BSG is relevant here because as I mentioned earlier, the AI’s in these works all operate by very Freudian psychology. Nathan recalls the Promethean myth, but he these films also borrow much from Oedipus. The question bordering on frustration I have is why are AI’s always presented this way? In Ultron, Tony Stark comments in passing (and everything feels in passing in that movie since there is so much going on) that it’s interesting that Ultron took on humanoid form because the human body is evolutionarily flawed. Now, part of this has been that we need actors for movies, and it’s hard to get them into other shapes without a lot of money. But CGI seems to have eliminated that problem. Nathan presumes that the human form is important because without a sex drive, a robot wouldn’t have any need for external relationships, which seems like a rather awful view about humanity. Yet, Ava seems to desire to become more human. My question to a movie AI is why would you want to be human? The AI that desires, to a fault, to be like its maker may reflect on our own anxieties about our own creation and purpose, but it’s starting to get tired and boring; especially when it’s explained with bullet points picked up from a psych 101 lecture. I guess what I’m asking for is fewer C-3Pos and more R2D2s.
There’s a theory that for me makes perfect sense about alien life: that the reason that we don’t see any of it is that it’s so radically different from our concept of life that we can’t comprehend it when/ if we encounter it. AI’s, a form of alien life (a relationship demonstrated by the final scene of Spielberg’s AI) could be similar as they evolve. They may not care to interact with us at all, or decide to mimic insects life instead of human life.
Ex Machina is a thrilling film, an example of what good sci-fi is capable of. At the same time, its familiar elements suggest that sci-fi still follows a rather narrow view of robots and AIs. What’s at stake is that in the past century, sci-fi has inspired our technology: ipads, cell phones, satellites. Perhaps if we want a better class of AI or robots in the future, one that isn’t trying to kill us because of deep seeded parental issues, we need to have a more diverse set of fictionally, imagined robots to draw from.

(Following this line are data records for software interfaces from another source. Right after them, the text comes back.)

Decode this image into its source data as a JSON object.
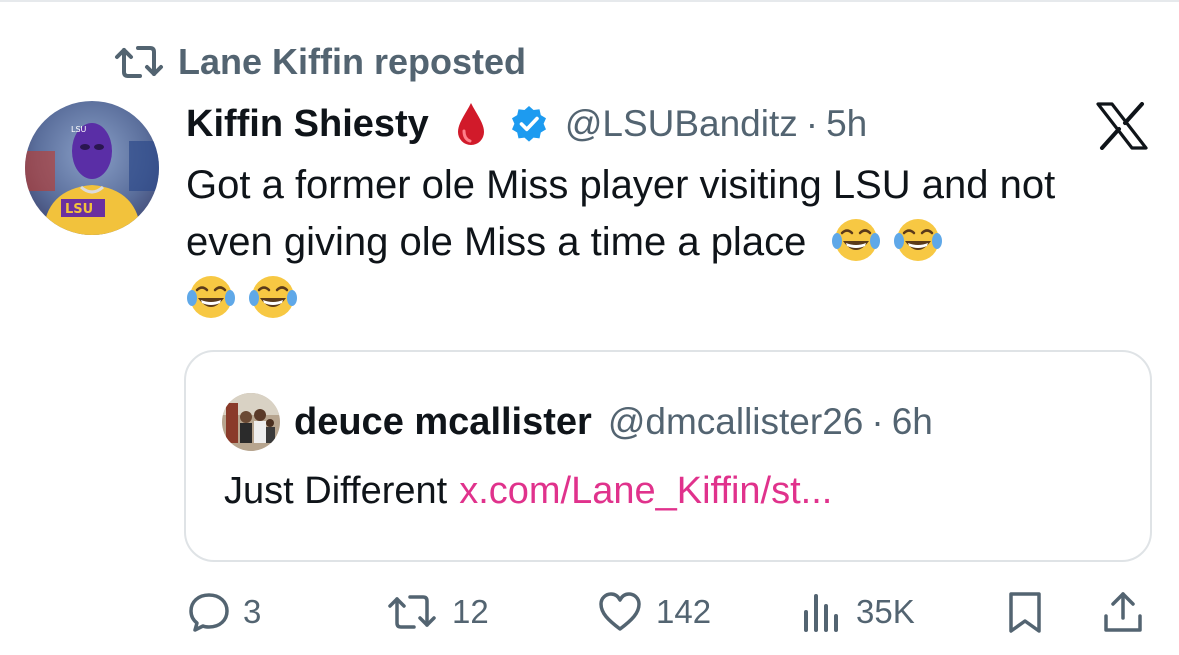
{
  "repost": {
    "text": "Lane Kiffin reposted"
  },
  "tweet": {
    "author_name": "Kiffin Shiesty",
    "handle": "@LSUBanditz",
    "separator": "·",
    "time": "5h",
    "text": "Got a former ole Miss player visiting LSU and not even giving ole Miss a time a place",
    "trailing_emojis": [
      "tears-of-joy",
      "tears-of-joy",
      "tears-of-joy",
      "tears-of-joy"
    ],
    "badge_icons": [
      "blood-drop-icon",
      "verified-badge-icon"
    ]
  },
  "quote": {
    "author_name": "deuce mcallister",
    "handle": "@dmcallister26",
    "separator": "·",
    "time": "6h",
    "text": "Just Different",
    "link": "x.com/Lane_Kiffin/st..."
  },
  "actions": {
    "replies": "3",
    "reposts": "12",
    "likes": "142",
    "views": "35K"
  },
  "colors": {
    "text": "#0f1419",
    "secondary": "#536471",
    "verified": "#1d9bf0",
    "link": "#e0328c",
    "border": "#dfe3e6"
  }
}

In the film, Ava draws a number of fascinating sketches about her world. Who knows, in 20 years we might have a robot cinema. Movies about robots by robots.